Thursday, June 11, 2020

John 11 - Part 2

Read John 11

By the time Jesus arrived in Bethany, Lazarus had been in the tomb four days.  Bethany was only a couple miles from Jerusalem so many Jews had come to comfort the sisters. 

When Martha heard that Jesus was coming, she went out to meet him.  She was courteous in her greeting but exasperated that he had taken so long.  If you had only been here.

It’s not Martha’s fault that she thinks Jesus is restrained by time and space.  Most people would have thought the same.  There’s one notable exception in the gospels when Jesus healed the servant of a Centurion without having to visit him physically.  The Centurion understood authority more than most of the Jews. There is a similar account in John but without the verbiage on authority.

Martha is still limited to her life experience.  She loves the Lord and believes him to be the Messiah, but her thinking hadn’t caught up to her beliefs yet.

Had Jesus desired to heal Lazarus and remain at the Jordan, he could have done it.  Remember that Jesus noted upon first hearing the news about Lazarus, he noted that what transpired was so that Jesus might reveal God’s glory.

We saw the same thing with the man born blind.  The hopeless situation would be opportunity for Jesus to show the glory of God.

But Martha had some inkling of hope.  She was despondent because Jesus had arrived too late; yet she said even now God will give to you whatever you ask.  Was she thinking the impossible?

Jesus told Martha that her brother would rise again.

She replied, I know.  He will rise again in the resurrection at the last day. Her brother was surely a believer and she expected to see him again, whenever that day would come.

But it was time for another I am statement.

She replied in her faith.

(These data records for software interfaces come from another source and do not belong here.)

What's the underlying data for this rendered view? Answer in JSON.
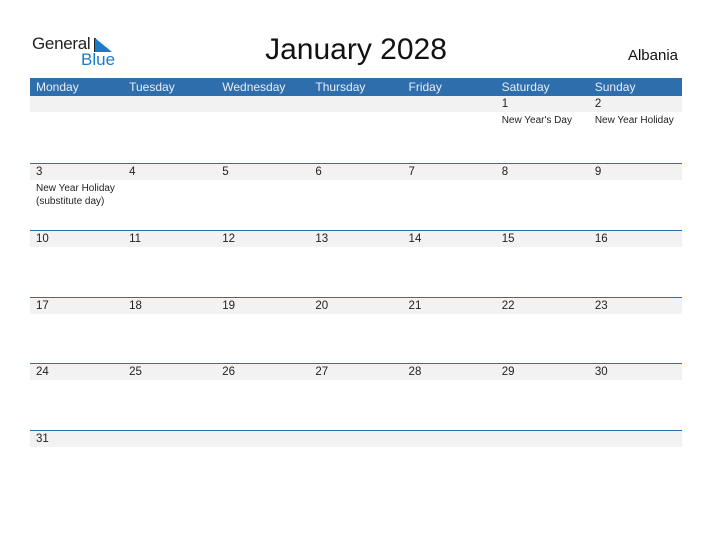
{
  "logo": {
    "general": "General",
    "blue": "Blue"
  },
  "title": "January 2028",
  "country": "Albania",
  "colors": {
    "header": "#2e6ead",
    "strip": "#f2f2f2",
    "logo_blue": "#1a7bc9"
  },
  "weekdays": [
    "Monday",
    "Tuesday",
    "Wednesday",
    "Thursday",
    "Friday",
    "Saturday",
    "Sunday"
  ],
  "weeks": [
    [
      {
        "d": ""
      },
      {
        "d": ""
      },
      {
        "d": ""
      },
      {
        "d": ""
      },
      {
        "d": ""
      },
      {
        "d": "1",
        "ev": "New Year's Day"
      },
      {
        "d": "2",
        "ev": "New Year Holiday"
      }
    ],
    [
      {
        "d": "3",
        "ev": "New Year Holiday (substitute day)"
      },
      {
        "d": "4"
      },
      {
        "d": "5"
      },
      {
        "d": "6"
      },
      {
        "d": "7"
      },
      {
        "d": "8"
      },
      {
        "d": "9"
      }
    ],
    [
      {
        "d": "10"
      },
      {
        "d": "11"
      },
      {
        "d": "12"
      },
      {
        "d": "13"
      },
      {
        "d": "14"
      },
      {
        "d": "15"
      },
      {
        "d": "16"
      }
    ],
    [
      {
        "d": "17"
      },
      {
        "d": "18"
      },
      {
        "d": "19"
      },
      {
        "d": "20"
      },
      {
        "d": "21"
      },
      {
        "d": "22"
      },
      {
        "d": "23"
      }
    ],
    [
      {
        "d": "24"
      },
      {
        "d": "25"
      },
      {
        "d": "26"
      },
      {
        "d": "27"
      },
      {
        "d": "28"
      },
      {
        "d": "29"
      },
      {
        "d": "30"
      }
    ],
    [
      {
        "d": "31"
      },
      {
        "d": ""
      },
      {
        "d": ""
      },
      {
        "d": ""
      },
      {
        "d": ""
      },
      {
        "d": ""
      },
      {
        "d": ""
      }
    ]
  ]
}
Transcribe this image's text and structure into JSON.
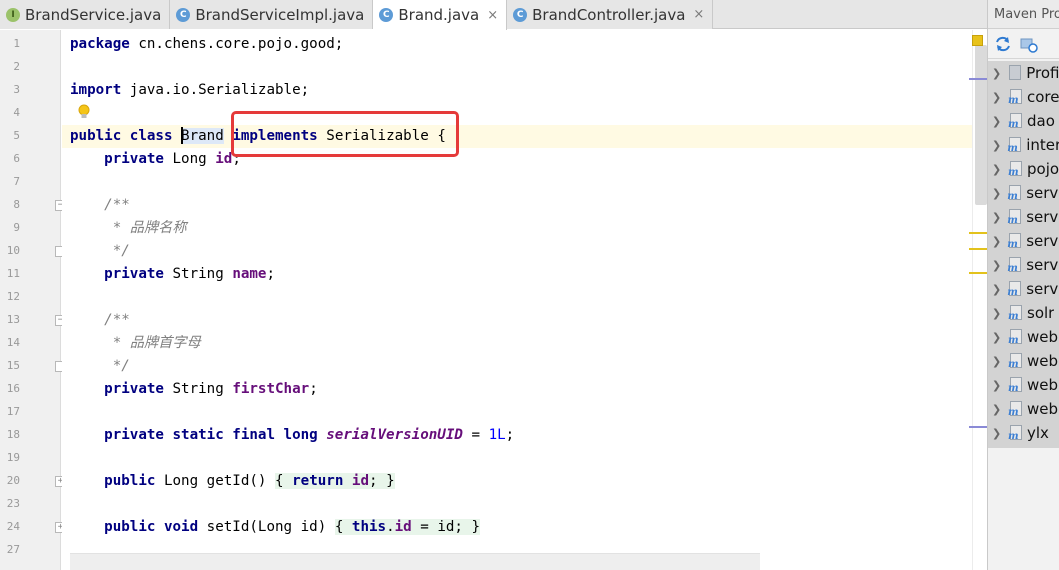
{
  "tabs": [
    {
      "icon": "I",
      "kind": "interface",
      "label": "BrandService.java",
      "active": false,
      "close": ""
    },
    {
      "icon": "C",
      "kind": "class",
      "label": "BrandServiceImpl.java",
      "active": false,
      "close": ""
    },
    {
      "icon": "C",
      "kind": "class",
      "label": "Brand.java",
      "active": true,
      "close": "×"
    },
    {
      "icon": "C",
      "kind": "class",
      "label": "BrandController.java",
      "active": false,
      "close": "×"
    }
  ],
  "gutter": {
    "line_numbers": [
      "1",
      "2",
      "3",
      "4",
      "5",
      "6",
      "7",
      "8",
      "9",
      "10",
      "11",
      "12",
      "13",
      "14",
      "15",
      "16",
      "17",
      "18",
      "19",
      "20",
      "23",
      "24",
      "27"
    ]
  },
  "code": {
    "l1": {
      "kw": "package",
      "text": " cn.chens.core.pojo.good;"
    },
    "l3": {
      "kw": "import",
      "text": " java.io.Serializable;"
    },
    "l5": {
      "kw": "public class",
      "name": "Brand",
      "kw2": "implements",
      "text": " Serializable {"
    },
    "l6": {
      "kw": "private",
      "type": " Long ",
      "field": "id",
      "end": ";"
    },
    "l8": {
      "text": "/**"
    },
    "l9": {
      "text": " * 品牌名称"
    },
    "l10": {
      "text": " */"
    },
    "l11": {
      "kw": "private",
      "type": " String ",
      "field": "name",
      "end": ";"
    },
    "l13": {
      "text": "/**"
    },
    "l14": {
      "text": " * 品牌首字母"
    },
    "l15": {
      "text": " */"
    },
    "l16": {
      "kw": "private",
      "type": " String ",
      "field": "firstChar",
      "end": ";"
    },
    "l18": {
      "kw": "private static final long",
      "field": "serialVersionUID",
      "eq": " = ",
      "num": "1L",
      "end": ";"
    },
    "l20": {
      "kw": "public",
      "type": " Long getId() ",
      "ob": "{",
      "kw2": "return",
      "field": "id",
      "semi": ";",
      "cb": "}"
    },
    "l23": {
      "kw": "public void",
      "type": " setId(Long id) ",
      "ob": "{",
      "kw2": "this",
      "dot": ".",
      "field": "id",
      "rest": " = id;",
      "cb": "}"
    }
  },
  "maven": {
    "title": "Maven Projects",
    "items": [
      {
        "label": "Profiles",
        "icon": "folder"
      },
      {
        "label": "core",
        "icon": "maven"
      },
      {
        "label": "dao",
        "icon": "maven"
      },
      {
        "label": "interface",
        "icon": "maven"
      },
      {
        "label": "pojo",
        "icon": "maven"
      },
      {
        "label": "service",
        "icon": "maven"
      },
      {
        "label": "service",
        "icon": "maven"
      },
      {
        "label": "service",
        "icon": "maven"
      },
      {
        "label": "service",
        "icon": "maven"
      },
      {
        "label": "service",
        "icon": "maven"
      },
      {
        "label": "solr",
        "icon": "maven"
      },
      {
        "label": "web",
        "icon": "maven"
      },
      {
        "label": "web",
        "icon": "maven"
      },
      {
        "label": "web",
        "icon": "maven"
      },
      {
        "label": "web",
        "icon": "maven"
      },
      {
        "label": "ylx",
        "icon": "maven"
      }
    ]
  },
  "colors": {
    "accent": "#e53a3a",
    "keyword": "#000080",
    "field": "#660e7a",
    "comment": "#808080"
  }
}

“Yes, Lord,” she replied, “I believe that you are the Messiah, the Son of God, who is to come into the world.”
Jesus asked her do you believe?  She replied, I believe in you and who you say you are.

Martha answered the question that the religious leaders would not.  She affirmed that Jesus was the Messiah, something those who should have recognized him could not bring themselves to do.

Now it’s Mary’s turn.  Her sister told her that Jesus was here and asking for her.  She went straightway to see him.  Those comforting her thought she was headed to the tomb so they followed.

Mary came to Jesus who was still on the outskirts of town and fell at his feet sobbing.  Lord, if you had only been here.

Martha and Mary were both hurting.  Jesus knew what he would do, yet he felt their sorrow.  He felt their loss.  Jesus saw the pain of those who had come to comfort these women. 

Jesus was God.  Jesus was human.  Jesus endured all sorts of things for his mission given him by his Father.

Want to know what Jesus was not?  He was not stoic.  Jesus wept.  Many of you know it as the shortest verse in the Bible.

I think we should see it as a glimpse into the humanity of Jesus.  We do not have a Savior who cannot sympathize with us.  Jesus lived the human life.  I suspect with good cause, that Jesus had been hungry—even after the 40 days in the wilderness, he was thirsty—not just while in Samaria, he got sweat in his eyes while walking on a hot day, and I would expect that his feet were calloused from walking so much, except when he walked on top of the water.

We know that Jesus was tempted but did not sin.  We see also that he felt the hurt of losing a loved one.

We know that Jesus experienced physical pain in his final hours, but when he came to raise Lazarus from the dead, he felt the pain of loss.  He didn’t have an on/off switch where he just turned off the pain.

Jesus wept.

While Jesus wept, nothing would keep him from his mission given him by his Father.  At that moment his mission would take him to the tomb where Lazarus had been for four days.

The Jews were, of course, engaged in their favorite sport—arguing.

Look how much he loved him.

He opened the eyes of a blind man, surely he could have saved Lazarus.

You might wonder what would have happened if they had just been witness to what Jesus was doing.  Perhaps arguing would have given way to belief.
So, a crowd was headed towards the tomb to see what Jesus would do.  The Jews arguing, Martha having professed that Jesus is the Messiah, and Mary was showing him where her brother lay.

What do we take home?

First, we must always be ready to answer the question that Jesus posed to Martha.  Do you believe?

I pray that in good times, bad times, and impossible times, we will profess that we believe. 

The second thing is that we would do well to remember another I am statement that we have come across in John.  These words are powerful.  They don’t need a sermon to buttress them.  We should be able to reach for them whenever we need them.

I am the resurrection and the life. The one who believes in me will live, even though they die; and whoever lives by believing in me will never die.

While Jesus was about to raise Lazarus from the dead to bring glory to God, the greater miracle is that through him, we too may have life.  Even though these bodies will wear out or just stop working from other causes, we will still live.

Jesus is the resurrection and the life.    Remember his words.

I am the resurrection and the life. The one who believes in me will live, even though they die; and whoever lives by believing in me will never die.


No comments:

Post a Comment